Hell. I mean, when I first conceived of this idea 14 months ago, the first thing that came to mind was that I’ve always known that the Method Man-in-the-studio story was going to open my memoir. Always.
So, as soon as I started talking to Audible, I said to my editor, ‘I want Method Man to voice his dialogue.’ She said, ‘Wow that’s incredible.’ And then I knew the other voices that would populate it—all the members of the Wu-Tang. And as I was writing, I realized there was more and more and more. So, now there are over 20 voices in there. And it was hard.
Because it’s not like we all work in an office, where I can tell people to go in the studio. Half of the people in my book are rappers. And they’re running all over the place. This is not something that is difficult or time consuming, it’s just yet another thing they have to think about.
Getting all the talent was a humongous task, and it was something that only I could do. I’m the only one with the relationships. So, I’m not going to send somebody from Audible to go to Norfolk, Virginia to go sit in Method Man’s hotel room at one o’clock in the morning.
For the guys in the Wu-Tang, I recorded a lot of it at their hotel rooms after shows, and that’s a very specific energy that they have. They don’t want a lot of people around. They don’t want a lav and a boom in their face.
A lot of it was getting on planes and taking trains. It was a lot of cajoling. It had nothing to do with whether or not they wanted to do it, it was about if they had the time. And when they did, it was incredible. It was intimate. It was really touching, really funny and such a great way to reconnect.
One of the great things about the memoir is that I get to honor the people in my life. I get to tell the story of my mother escaping from North Korea at the age of 14. And I get to honor Wu-Tang and explain in more depth what it means to say, ‘My name is Sophia Chang, and I was raised by Wu-Tang.’ It was laborious. But it was a labor of love.
You’ve survived all these crazy epochs in the entertainment industry, the rise of hip-hop, the death of the music industry, the rise of digital entertainment. What is your next plan?
Public speaking. That’s what God put me on this earth to do—to stand onstage with a microphone. I’ve started lecturing a number of years ago. I know that this memoir will be a catapult to take me to the next level. I lectured at Spotify a couple years ago. I read RZA my closing and he said, ‘Wow, Soph! Congratulations! This is your thing. I can see you speaking in stadiums with 20,000 people.’ I said, ‘Oh my God, that is exactly what I’m going to be. I’m going to be on stage with tens of thousands of people listening to me speak.’

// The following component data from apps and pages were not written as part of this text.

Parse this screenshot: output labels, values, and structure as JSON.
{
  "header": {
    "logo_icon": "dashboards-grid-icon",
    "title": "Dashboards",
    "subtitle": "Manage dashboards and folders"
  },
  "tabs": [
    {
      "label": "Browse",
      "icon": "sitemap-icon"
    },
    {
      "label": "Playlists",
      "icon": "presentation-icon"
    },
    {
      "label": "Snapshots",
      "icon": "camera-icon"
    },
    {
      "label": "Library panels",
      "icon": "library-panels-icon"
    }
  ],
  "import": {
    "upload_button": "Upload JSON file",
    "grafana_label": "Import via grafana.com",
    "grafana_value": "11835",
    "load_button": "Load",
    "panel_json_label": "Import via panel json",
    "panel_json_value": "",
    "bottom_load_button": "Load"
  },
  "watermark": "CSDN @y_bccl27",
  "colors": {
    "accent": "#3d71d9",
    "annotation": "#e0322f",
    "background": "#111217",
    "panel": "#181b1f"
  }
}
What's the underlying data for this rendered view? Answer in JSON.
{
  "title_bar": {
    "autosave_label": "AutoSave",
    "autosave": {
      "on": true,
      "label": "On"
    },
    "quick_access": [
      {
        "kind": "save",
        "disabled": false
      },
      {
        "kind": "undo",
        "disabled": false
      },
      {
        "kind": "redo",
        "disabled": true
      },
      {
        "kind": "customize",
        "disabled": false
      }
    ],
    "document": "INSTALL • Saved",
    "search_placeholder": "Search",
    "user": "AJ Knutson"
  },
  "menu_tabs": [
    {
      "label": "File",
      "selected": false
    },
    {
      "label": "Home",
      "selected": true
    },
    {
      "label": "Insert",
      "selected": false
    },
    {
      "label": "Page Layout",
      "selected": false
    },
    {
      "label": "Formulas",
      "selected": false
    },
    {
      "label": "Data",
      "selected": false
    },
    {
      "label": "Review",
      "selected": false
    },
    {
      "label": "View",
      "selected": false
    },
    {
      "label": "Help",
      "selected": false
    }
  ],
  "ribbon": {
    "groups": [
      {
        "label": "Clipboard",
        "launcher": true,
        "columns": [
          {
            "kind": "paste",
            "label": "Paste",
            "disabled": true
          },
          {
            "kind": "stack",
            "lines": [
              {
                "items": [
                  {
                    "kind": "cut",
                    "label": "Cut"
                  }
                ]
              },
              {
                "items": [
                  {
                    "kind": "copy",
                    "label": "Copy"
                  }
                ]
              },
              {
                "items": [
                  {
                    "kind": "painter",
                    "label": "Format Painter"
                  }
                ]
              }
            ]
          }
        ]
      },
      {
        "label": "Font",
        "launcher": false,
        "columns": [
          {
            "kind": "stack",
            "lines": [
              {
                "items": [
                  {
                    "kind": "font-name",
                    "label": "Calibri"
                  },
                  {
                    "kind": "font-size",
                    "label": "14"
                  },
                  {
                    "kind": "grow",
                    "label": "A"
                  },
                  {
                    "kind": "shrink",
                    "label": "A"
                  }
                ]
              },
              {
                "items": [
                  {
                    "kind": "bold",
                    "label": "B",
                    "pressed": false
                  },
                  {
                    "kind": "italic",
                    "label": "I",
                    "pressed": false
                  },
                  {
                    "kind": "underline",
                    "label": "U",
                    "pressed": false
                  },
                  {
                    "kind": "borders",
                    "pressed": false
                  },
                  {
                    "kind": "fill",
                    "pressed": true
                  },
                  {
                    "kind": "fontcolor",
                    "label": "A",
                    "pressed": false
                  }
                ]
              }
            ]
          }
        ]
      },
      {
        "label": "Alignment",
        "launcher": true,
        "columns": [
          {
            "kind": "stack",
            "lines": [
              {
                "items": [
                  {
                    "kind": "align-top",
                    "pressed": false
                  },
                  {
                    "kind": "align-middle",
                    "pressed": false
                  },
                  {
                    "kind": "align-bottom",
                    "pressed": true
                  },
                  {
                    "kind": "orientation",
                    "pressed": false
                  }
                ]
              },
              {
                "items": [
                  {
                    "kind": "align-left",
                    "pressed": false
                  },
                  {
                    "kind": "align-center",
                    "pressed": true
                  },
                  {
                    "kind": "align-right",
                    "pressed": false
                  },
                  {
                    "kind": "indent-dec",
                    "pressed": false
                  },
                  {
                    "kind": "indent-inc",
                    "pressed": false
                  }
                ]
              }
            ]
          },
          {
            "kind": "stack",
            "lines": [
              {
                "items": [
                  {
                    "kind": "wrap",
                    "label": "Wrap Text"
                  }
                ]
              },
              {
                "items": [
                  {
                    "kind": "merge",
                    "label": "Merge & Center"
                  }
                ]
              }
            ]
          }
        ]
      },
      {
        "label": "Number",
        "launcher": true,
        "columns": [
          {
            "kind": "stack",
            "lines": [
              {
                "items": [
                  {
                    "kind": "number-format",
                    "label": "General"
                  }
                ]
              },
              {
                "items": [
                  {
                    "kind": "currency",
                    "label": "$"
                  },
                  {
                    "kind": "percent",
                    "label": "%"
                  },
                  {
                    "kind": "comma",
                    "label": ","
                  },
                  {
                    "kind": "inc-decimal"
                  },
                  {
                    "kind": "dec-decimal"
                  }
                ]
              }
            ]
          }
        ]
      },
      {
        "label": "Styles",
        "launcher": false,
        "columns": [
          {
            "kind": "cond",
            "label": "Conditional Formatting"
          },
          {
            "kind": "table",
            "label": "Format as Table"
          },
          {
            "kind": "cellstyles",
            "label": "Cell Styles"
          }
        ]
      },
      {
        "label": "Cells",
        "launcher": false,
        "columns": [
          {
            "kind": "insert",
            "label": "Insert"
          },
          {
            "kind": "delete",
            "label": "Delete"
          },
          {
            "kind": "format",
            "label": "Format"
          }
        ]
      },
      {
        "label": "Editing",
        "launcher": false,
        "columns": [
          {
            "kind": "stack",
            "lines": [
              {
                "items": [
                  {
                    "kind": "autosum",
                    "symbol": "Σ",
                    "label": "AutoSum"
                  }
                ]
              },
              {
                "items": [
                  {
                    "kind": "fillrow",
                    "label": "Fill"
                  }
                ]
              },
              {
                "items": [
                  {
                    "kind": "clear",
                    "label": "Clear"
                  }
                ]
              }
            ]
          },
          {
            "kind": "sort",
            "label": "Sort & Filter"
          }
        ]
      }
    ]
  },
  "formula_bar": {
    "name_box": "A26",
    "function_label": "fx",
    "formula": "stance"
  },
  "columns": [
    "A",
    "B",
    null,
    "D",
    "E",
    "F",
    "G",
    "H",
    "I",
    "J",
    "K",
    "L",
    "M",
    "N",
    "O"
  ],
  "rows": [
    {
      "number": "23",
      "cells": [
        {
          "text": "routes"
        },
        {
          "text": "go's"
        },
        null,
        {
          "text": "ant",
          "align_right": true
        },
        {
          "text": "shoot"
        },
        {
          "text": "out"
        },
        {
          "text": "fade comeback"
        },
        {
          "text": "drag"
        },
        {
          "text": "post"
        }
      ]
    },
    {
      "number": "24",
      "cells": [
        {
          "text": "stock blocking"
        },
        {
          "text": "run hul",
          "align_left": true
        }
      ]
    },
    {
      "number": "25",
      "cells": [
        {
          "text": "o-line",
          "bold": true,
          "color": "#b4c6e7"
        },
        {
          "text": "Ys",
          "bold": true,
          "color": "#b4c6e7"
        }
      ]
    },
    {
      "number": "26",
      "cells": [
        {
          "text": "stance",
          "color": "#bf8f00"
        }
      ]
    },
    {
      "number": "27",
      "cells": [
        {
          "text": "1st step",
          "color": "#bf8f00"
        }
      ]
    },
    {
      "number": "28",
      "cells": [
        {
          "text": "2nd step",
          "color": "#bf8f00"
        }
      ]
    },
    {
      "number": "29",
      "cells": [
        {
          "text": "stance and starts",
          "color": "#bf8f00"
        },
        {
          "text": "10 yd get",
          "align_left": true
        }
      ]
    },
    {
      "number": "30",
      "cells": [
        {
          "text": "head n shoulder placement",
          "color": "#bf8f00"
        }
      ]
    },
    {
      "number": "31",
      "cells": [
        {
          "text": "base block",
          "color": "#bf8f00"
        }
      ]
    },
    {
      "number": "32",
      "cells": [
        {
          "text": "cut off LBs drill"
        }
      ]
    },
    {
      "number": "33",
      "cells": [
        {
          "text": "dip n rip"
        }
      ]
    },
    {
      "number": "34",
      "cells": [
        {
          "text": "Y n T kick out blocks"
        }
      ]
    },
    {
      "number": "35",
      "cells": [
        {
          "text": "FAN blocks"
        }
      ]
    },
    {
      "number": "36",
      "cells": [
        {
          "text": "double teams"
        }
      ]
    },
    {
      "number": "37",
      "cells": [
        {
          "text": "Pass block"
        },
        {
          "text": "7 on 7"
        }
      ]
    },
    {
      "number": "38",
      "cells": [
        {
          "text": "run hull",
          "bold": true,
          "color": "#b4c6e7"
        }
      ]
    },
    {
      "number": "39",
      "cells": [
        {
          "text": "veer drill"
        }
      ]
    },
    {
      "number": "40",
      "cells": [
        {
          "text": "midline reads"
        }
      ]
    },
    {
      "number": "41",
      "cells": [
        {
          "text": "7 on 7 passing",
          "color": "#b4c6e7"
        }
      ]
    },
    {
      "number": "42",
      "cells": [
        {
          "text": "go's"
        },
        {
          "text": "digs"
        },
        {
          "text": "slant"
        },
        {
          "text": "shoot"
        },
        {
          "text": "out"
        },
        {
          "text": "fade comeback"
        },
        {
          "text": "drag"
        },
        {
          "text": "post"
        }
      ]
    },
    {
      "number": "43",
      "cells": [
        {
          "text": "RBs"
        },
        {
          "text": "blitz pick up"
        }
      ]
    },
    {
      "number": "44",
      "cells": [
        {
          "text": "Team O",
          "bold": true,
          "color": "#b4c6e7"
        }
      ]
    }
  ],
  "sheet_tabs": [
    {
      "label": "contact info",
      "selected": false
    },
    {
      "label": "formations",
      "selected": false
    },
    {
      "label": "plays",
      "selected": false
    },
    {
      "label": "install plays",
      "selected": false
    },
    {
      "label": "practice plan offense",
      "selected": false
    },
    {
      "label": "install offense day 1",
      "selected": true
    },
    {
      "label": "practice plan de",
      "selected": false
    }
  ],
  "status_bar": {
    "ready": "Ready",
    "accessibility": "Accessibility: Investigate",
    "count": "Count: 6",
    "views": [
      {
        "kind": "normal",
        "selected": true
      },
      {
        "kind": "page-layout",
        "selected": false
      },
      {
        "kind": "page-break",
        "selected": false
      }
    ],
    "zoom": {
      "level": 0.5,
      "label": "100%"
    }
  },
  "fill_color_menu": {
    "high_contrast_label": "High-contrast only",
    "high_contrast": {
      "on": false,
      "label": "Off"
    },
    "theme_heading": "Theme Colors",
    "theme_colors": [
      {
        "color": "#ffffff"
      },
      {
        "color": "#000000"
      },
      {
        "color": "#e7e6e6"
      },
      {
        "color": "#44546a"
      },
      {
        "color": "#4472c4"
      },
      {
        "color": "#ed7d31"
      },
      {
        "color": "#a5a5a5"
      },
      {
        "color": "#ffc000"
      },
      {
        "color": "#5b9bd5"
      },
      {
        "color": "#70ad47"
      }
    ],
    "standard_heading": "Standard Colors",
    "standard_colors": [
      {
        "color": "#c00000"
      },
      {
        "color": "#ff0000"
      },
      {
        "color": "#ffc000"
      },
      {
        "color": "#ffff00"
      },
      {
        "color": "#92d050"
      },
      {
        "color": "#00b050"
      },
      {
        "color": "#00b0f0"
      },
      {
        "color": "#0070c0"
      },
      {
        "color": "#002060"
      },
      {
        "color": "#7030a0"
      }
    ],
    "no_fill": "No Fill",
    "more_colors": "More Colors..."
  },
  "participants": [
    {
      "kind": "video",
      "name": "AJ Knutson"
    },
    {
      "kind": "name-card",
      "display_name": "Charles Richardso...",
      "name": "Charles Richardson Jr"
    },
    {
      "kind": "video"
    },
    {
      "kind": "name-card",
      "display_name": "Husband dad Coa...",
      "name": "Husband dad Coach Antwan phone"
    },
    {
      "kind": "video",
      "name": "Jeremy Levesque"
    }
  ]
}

What will be your song as you come out on stage?
That’s a good question! I’ve thought about this! It would be ‘Wu-Tang Clan Ain’t Nuthing ta F’ Wit.’ My other theme song would be ‘i’ by Kendrick [Lamar]. That song is so incredible. The hook goes, I love myself!’
A condensed version of this article will appear in Character Media’s October 2019 issue. Check out the e-magazine here.
You can check out Sophia Chang’s audiobook here.